If you are going to choose to cover a song, especially one by a band known for having such a signature sound, you really need to be bringing something interesting to project. Otherwise what is the point? The Pull of Autumn really understands this and this cover of The Bee Gees’ Holiday has so many unique qualities, it is difficult to know just where to start.

Let’s start with a few questions of my own shall we? That’s not one of them, I haven’t started yet. Here we go.

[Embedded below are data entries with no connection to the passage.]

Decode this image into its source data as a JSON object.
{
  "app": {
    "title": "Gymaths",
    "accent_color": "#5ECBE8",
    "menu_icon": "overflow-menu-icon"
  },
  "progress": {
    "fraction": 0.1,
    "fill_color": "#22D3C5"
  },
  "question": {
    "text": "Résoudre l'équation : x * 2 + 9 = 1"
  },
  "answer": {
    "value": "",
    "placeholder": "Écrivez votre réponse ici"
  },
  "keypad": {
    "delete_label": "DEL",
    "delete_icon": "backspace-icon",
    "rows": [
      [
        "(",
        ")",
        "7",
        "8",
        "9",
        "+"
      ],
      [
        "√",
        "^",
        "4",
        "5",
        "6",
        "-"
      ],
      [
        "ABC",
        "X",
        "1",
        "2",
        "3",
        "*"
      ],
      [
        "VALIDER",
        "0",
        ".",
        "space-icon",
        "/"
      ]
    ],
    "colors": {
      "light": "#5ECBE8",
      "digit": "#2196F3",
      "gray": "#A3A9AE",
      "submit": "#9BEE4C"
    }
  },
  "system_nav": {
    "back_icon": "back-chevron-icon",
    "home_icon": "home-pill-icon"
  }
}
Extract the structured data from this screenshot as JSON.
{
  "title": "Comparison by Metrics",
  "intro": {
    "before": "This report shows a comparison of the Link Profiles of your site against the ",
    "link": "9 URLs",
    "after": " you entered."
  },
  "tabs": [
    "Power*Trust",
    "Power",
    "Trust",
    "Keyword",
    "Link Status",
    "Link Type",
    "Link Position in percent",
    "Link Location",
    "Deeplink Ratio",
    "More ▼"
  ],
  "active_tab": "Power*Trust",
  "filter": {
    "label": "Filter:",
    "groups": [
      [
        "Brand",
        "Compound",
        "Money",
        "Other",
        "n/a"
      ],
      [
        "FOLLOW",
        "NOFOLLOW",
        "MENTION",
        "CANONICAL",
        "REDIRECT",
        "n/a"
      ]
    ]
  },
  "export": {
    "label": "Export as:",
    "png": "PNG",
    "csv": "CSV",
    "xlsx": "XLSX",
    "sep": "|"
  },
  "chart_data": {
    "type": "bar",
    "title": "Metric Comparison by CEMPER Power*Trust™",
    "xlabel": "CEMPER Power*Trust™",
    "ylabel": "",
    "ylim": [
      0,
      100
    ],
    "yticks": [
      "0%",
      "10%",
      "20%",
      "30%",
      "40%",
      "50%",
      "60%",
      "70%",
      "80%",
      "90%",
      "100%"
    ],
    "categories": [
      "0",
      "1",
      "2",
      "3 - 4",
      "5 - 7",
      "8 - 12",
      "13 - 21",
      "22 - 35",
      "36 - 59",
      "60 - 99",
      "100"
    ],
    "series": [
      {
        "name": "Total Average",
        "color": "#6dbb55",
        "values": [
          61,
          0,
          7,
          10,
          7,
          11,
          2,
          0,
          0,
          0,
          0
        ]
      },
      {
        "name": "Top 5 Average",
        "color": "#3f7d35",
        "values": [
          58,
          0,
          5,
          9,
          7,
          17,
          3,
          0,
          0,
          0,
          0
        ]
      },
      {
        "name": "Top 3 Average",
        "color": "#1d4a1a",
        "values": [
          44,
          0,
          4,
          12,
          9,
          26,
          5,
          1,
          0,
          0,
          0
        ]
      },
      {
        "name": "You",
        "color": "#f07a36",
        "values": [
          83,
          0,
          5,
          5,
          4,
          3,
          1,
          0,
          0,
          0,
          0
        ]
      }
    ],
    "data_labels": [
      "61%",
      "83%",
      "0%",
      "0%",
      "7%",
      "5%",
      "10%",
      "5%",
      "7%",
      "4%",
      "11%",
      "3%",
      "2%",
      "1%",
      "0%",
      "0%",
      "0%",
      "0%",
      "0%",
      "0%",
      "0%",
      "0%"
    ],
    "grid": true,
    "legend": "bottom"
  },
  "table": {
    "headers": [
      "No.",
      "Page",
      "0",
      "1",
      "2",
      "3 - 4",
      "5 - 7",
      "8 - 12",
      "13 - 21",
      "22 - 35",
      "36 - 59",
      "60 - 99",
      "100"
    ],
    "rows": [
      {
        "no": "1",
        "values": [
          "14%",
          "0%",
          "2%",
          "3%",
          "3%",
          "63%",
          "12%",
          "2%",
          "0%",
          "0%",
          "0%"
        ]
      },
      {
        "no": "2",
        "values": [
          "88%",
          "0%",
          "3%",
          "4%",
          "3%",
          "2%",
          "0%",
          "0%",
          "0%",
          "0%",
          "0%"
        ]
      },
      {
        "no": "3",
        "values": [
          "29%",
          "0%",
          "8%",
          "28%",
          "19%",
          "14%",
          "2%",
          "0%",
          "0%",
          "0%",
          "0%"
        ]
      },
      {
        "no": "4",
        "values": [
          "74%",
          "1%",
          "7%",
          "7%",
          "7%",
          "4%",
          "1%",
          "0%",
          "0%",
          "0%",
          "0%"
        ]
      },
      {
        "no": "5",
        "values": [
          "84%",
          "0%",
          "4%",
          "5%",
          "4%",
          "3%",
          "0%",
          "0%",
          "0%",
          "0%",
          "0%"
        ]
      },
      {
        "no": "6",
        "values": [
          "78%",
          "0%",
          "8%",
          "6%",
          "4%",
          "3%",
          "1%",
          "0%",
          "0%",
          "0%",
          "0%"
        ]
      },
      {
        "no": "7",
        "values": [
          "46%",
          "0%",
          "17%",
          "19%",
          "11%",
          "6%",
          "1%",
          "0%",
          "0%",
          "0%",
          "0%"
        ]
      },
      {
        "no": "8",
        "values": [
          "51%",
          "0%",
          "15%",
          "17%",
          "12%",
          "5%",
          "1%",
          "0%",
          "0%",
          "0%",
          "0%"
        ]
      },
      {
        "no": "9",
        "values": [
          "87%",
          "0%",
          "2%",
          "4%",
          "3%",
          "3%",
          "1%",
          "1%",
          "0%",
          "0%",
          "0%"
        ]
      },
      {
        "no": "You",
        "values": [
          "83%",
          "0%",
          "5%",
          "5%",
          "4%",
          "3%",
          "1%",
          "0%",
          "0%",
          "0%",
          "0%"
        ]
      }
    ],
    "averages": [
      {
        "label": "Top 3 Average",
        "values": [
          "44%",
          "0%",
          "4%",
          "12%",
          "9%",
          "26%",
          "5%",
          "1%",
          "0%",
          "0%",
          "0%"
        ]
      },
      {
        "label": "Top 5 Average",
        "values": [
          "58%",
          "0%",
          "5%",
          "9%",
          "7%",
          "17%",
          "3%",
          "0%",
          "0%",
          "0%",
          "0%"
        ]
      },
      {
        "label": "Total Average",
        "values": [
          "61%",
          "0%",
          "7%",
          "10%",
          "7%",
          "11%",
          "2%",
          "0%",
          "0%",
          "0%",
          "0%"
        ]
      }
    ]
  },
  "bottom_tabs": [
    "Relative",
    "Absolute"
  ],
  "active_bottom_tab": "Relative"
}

What would post-rock have sounded like had it evolved in the 60’s rather than a few  decades later? What if bands such as The Bee Gees had grown up with the sort of synthesisers and studio technology which we find readily available to most musicians today? Is it possible to make a record which stays true to the low-fi nature of pop past yet embraces a sonic palette lush and luxurious enough to keep the modern pop picker happy? The answer to all of those questions is answered by giving this new version of Holiday a spin.

With Orange Cake Mix (a.k.a James Rao) helping out, this new record is a tribute rather than a pastiche, a sonic love letter to a time and a sound rather than a creative raid hell-bent on musical plundering. It is an alternative exploration of the song rather than merely a chance to ride existing coat tails or rest on someone else’s laurels.

If you are going delve into someone else’s creative space you should really take the time to fully explore the space. Stay too faithful to the original and you might as well be a rigid tribute band, little more than a theatre act or side-show attraction in the grand scheme of things. But do what The Pull of Autumn does here, really get to the heart of the song, embrace the spirit of the times, approach the music with fresh ears and evolved technologies, question everything, be adventurous, take risks…have fun even, do all of that and you will have really added something special to the musical canon. 


Previous articleMemories I Don’t Want – Against The Voices (reviewed by Dave Franklin)
Next articleSiegfried 1969 – The City Gates (reviewed by Dave Franklin)
Musician, scribbler, historian, gnostic, seeker of enlightenment, asker of the wrong questions, delver into the lost archives, fugitive from the law of averages, blogger, quantum spanner, left footed traveller, music journalist, zenarchist, freelance writer, reviewer and gemini. People have woken up to worse.

Leave a Reply